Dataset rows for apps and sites
══════════

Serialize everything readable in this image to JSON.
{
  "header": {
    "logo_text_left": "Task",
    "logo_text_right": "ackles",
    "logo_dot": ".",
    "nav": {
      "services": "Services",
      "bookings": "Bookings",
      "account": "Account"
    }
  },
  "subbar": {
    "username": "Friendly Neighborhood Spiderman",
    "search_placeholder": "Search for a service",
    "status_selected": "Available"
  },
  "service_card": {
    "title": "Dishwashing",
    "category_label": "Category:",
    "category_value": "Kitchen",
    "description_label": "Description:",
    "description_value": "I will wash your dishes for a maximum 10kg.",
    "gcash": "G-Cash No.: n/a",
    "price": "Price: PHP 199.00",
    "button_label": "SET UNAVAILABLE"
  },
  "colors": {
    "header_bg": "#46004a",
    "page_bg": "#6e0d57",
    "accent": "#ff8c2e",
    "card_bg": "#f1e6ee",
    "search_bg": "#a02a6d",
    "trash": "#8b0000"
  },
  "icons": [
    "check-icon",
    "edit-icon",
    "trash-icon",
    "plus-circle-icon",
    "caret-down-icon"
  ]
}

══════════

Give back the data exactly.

▶ _RESULT FOR THIS EXERCISE_:
Serialize everything readable in this image to JSON.
{
  "header": {
    "logo_text_left": "Task",
    "logo_text_right": "ackles",
    "logo_dot": ".",
    "nav": {
      "services": "Services",
      "bookings": "Bookings",
      "account": "Account"
    }
  },
  "subbar": {
    "username": "Friendly Neighborhood Spiderman",
    "search_placeholder": "Search for a service",
    "status_selected": "Available"
  },
  "service_card": {
    "title": "Dishwashing",
    "category_label": "Category:",
    "category_value": "Kitchen",
    "description_label": "Description:",
    "description_value": "I will wash your dishes for a maximum 10kg.",
    "gcash": "G-Cash No.: n/a",
    "price": "Price: PHP 199.00",
    "button_label": "SET UNAVAILABLE"
  },
  "colors": {
    "header_bg": "#46004a",
    "page_bg": "#6e0d57",
    "accent": "#ff8c2e",
    "card_bg": "#f1e6ee",
    "search_bg": "#a02a6d",
    "trash": "#8b0000"
  },
  "icons": [
    "check-icon",
    "edit-icon",
    "trash-icon",
    "plus-circle-icon",
    "caret-down-icon"
  ]
}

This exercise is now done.